Steve Jobs resigned from Apple, and now it's time to reflect back on what made the skinny college dropout one of the best innovators in the history of modern capitalism.
News that Jobs resigned may be a surprise in timing, but everybody knew this was coming sooner rather than later. Jobs has been battling pancreatic cancer for years, and had a liver transplant two years ago.
Speculation has focused in recent months on when Jobs might retire, and now we know: Jobs is turning over Apple's leadership responsibilities to Tim Cook, who has filled in twice during medical leaves of absence taken by Jobs.
But as questions swirl over how Apple will survive without its well-known leader, Jobs' broad influence as Apple's chief operator are clear. Few people have ever been more effective as a corporate executive.
Here are five reasons Jobs made his mark as one of the greatest CEO's the world has ever known:
1) He was anti-bureaucracy. Bureaucrats tried to run Jobs away from Apple, and did for a spell. But when the company was nearing failure as only a computer maker, Jobs came back onto the scene. So maybe he wasn't good at business, he effectively said. But I know the consumer! he said. And, he did.
Jobs single-handily reshaped Apple, launching the iPod and focusing on back office support and sales -- iTunes. The rest is history. A bureaucrat might have launched the iPad, which Apple designers showed him first before the iPhone, but instinct told Jobs consumers weren't ready yet.
So, Jobs pushed the iPhone first and years later he got a hit with the iPad tablet -- when the world was ready for it. Now, Apple is the global leader in smartphone sales of a single product.

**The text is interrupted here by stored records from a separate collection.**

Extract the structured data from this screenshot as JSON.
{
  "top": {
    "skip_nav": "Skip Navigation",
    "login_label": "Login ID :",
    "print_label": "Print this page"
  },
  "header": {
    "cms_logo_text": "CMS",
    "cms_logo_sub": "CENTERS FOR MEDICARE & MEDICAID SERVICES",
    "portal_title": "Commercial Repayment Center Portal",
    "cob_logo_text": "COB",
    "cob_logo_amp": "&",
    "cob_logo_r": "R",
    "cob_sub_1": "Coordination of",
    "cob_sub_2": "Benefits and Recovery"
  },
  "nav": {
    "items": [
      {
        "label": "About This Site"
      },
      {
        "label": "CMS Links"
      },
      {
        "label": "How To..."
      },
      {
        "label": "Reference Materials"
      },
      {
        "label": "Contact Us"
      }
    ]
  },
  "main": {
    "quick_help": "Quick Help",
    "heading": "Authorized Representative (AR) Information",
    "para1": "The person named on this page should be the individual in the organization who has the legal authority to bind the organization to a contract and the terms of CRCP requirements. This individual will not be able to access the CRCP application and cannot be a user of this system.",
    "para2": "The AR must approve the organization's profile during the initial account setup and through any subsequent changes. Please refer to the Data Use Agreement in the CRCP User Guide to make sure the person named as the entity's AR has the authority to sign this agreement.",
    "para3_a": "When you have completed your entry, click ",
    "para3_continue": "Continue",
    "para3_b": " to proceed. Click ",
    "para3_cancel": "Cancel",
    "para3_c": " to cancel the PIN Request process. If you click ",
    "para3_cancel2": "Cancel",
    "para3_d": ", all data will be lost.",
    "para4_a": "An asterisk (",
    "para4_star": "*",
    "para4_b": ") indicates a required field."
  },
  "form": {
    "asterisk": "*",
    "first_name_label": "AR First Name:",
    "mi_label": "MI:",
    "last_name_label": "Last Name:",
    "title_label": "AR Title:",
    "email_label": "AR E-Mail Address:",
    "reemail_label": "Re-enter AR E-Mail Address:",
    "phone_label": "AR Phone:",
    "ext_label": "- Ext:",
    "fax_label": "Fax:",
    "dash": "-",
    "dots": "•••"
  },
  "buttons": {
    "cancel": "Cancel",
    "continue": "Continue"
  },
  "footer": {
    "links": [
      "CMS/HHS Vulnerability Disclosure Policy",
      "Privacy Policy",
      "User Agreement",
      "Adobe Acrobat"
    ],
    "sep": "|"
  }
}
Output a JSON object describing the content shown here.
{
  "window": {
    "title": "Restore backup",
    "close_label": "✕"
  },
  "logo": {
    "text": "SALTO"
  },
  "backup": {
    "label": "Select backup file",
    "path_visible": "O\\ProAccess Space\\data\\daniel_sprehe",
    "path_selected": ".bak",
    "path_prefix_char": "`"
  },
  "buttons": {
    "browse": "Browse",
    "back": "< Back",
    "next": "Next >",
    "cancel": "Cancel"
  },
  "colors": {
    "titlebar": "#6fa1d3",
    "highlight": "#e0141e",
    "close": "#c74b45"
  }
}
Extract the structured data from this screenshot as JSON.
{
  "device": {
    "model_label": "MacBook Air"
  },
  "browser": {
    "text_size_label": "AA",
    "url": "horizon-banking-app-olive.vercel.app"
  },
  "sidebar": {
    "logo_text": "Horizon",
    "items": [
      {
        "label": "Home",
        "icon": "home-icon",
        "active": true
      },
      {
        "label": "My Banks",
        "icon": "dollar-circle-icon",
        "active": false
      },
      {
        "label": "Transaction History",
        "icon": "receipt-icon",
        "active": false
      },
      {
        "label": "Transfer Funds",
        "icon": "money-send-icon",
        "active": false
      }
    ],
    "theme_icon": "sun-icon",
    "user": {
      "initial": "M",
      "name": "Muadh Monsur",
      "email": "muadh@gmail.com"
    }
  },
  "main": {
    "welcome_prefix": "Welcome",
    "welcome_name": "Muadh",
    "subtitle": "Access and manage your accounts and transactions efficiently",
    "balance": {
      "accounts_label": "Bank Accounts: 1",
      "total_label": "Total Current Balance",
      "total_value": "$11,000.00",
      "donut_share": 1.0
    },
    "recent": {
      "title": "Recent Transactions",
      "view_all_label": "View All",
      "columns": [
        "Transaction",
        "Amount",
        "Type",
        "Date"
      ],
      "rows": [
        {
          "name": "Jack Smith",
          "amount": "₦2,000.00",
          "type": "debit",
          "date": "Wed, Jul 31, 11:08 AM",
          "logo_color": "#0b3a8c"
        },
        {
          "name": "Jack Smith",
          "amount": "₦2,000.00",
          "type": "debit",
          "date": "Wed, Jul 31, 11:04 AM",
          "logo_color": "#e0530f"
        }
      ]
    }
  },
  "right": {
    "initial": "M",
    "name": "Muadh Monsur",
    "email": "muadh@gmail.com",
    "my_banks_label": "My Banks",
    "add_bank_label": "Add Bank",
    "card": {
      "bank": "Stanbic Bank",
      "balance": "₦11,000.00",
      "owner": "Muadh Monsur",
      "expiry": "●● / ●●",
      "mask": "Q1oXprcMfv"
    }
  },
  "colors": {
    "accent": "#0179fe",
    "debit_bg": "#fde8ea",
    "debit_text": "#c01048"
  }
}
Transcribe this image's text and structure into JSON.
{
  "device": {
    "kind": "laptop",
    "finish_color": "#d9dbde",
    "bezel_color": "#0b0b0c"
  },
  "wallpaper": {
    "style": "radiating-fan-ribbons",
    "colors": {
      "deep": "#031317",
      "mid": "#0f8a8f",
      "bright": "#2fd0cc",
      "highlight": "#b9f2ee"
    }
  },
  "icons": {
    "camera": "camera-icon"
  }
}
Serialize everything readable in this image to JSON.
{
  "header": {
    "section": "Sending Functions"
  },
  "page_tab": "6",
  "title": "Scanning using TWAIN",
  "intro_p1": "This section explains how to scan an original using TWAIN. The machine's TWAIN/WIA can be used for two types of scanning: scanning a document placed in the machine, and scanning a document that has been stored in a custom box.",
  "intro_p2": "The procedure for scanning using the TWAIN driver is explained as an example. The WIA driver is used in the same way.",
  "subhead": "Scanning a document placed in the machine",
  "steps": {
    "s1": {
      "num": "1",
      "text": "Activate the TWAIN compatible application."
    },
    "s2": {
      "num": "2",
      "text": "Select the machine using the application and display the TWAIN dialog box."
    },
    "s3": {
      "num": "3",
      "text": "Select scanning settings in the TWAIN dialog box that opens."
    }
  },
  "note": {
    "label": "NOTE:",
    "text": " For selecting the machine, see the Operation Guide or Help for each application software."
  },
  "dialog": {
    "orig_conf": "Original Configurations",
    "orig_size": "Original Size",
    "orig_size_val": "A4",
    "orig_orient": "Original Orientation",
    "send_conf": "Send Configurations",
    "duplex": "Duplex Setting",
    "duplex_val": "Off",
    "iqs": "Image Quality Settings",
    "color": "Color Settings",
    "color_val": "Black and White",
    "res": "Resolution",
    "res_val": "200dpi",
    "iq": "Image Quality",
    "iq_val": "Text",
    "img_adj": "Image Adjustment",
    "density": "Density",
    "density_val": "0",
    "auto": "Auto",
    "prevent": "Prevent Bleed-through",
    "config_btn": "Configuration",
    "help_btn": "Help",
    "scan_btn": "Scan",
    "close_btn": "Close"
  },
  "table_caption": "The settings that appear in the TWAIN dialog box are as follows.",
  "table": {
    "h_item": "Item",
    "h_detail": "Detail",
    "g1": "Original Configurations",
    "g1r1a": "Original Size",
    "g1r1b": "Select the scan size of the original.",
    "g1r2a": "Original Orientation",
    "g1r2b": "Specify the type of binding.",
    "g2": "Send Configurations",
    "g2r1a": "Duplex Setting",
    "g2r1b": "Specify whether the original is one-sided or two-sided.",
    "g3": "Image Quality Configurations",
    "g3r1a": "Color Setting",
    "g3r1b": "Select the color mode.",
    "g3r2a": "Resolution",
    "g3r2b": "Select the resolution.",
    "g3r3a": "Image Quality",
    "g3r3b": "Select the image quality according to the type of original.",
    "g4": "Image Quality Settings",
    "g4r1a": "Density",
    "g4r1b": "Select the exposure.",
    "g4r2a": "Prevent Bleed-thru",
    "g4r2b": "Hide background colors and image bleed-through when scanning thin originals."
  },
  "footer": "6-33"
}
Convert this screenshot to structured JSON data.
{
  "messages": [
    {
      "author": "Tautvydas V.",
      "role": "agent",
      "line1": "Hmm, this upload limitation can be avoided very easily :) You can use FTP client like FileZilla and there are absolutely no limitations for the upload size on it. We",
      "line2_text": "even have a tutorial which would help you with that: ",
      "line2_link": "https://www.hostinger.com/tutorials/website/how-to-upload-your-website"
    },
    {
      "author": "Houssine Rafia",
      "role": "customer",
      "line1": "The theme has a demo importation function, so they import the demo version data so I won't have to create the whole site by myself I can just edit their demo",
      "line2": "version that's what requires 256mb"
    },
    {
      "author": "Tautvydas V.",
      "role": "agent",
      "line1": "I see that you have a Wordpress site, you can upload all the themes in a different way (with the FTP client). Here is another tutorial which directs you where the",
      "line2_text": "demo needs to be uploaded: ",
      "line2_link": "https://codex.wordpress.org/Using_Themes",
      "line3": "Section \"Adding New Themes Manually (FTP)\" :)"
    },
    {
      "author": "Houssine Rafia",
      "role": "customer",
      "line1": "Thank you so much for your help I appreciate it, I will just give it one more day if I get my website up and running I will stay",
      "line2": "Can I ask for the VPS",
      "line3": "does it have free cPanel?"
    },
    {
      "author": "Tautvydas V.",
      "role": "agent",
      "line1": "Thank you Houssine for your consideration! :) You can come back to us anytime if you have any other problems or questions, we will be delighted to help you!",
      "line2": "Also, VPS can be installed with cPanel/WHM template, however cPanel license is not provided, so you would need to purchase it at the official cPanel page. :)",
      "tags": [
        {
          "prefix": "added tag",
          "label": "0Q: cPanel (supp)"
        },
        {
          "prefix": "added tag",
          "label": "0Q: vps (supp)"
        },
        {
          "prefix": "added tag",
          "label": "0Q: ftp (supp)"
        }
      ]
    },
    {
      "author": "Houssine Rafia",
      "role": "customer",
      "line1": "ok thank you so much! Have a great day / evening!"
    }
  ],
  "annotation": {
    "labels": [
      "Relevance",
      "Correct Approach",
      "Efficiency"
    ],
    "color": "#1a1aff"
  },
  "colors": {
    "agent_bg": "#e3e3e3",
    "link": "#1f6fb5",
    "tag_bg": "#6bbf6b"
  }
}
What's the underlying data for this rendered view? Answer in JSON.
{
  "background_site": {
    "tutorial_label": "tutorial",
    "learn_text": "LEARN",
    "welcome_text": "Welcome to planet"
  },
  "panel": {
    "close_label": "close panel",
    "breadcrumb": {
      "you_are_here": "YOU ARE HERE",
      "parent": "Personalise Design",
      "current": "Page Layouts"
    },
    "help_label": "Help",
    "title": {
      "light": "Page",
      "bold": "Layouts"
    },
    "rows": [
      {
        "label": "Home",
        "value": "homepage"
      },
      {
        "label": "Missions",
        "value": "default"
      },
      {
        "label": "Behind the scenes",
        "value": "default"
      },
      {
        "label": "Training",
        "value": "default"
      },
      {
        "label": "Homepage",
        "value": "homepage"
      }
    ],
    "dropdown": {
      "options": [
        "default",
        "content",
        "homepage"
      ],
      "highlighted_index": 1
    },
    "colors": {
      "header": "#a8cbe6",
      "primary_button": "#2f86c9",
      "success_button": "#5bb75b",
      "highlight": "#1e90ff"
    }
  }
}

And, another single product.
Jobs is a genius at business because he was the antithesis of big business -- always. Oddly, though, that's exactly what he created -- one big global business.
2) Jobs knew the customer. HP might have benefited from a few cues from Jobs. That company has herked and jerked recently. One minute it's launching the TouchPad tablet to compete with Apple's iPad. The next, it's killing the TouchPad and apparently walking away from its WebOS system.
Jobs built Apple by shaping the corporation as a tech company counterculture, following instincts based upon the customer. He felt customers wanted technology streamlined, and simple, so he brought them that very thing and he tied them all together.
The iPhone works with the Mac computer. The Mac computer worked with the iPod. The iPad works with the iPhone, etc. The trend in U.S. tech was just the opposite, but Jobs emulated consumer wants -- simple products, big delivery. He knew the customer, and delivered.
3) He did what he loved. For Jobs, the professional realm was also a passion. It's a lesson all of us can learn, if we haven't yet. He loved products, people and innovation -- and he tied the three together better than perhaps any corporate leader ever has.
He loved his job, and he hired people who loved the very same thing, thus, he created great synergy at Apple. They love product, people and innovation, and it has worked very well in the broad scope.
Also, Jobs believed the work that he and Apple did was important. The only way to be truly satisfied is to do what you believe is great work, Jobs once said.
4) He thought small, but executed big. VERY BIG. Steve Jobs wanted to put a ding in the universe. He once said that. And, he certainly did that as Apple's leader. But, he also thought very, very small.
For instance, he worried over the iPod's functionality, and he stressed over the iPhone's touchscreen ease. Small things kept him up at night, but big things kept him coming back to the office for more. In other words, Jobs dreamed big, but thought small. It's how he's taken the iPhone to more than 100 million global consumers in a matter of years.
The iPhone conquered the globe, but he thought small most every day about how Apple should make the product so that many people would want it. Guess what? They do.
5) Innovate by learning from failures. Apple is known at the end of Jobs' leadership tenure as a company that can do no wrong. Why, just as Jobs announced his retirement the company has more than $76 billion in cash on the books and is the global smartphone and tablet leader. Laptop computer sales aren't too bad, either.
But Apple and Jobs misstepped plenty of times over the years. That's why he was once run out of the company's leadership role. But when he came back, Jobs was stronger in that role than ever before. He overcame fear by learning from his failures. That power unleashed the greatness that Apple ultimately became under Jobs.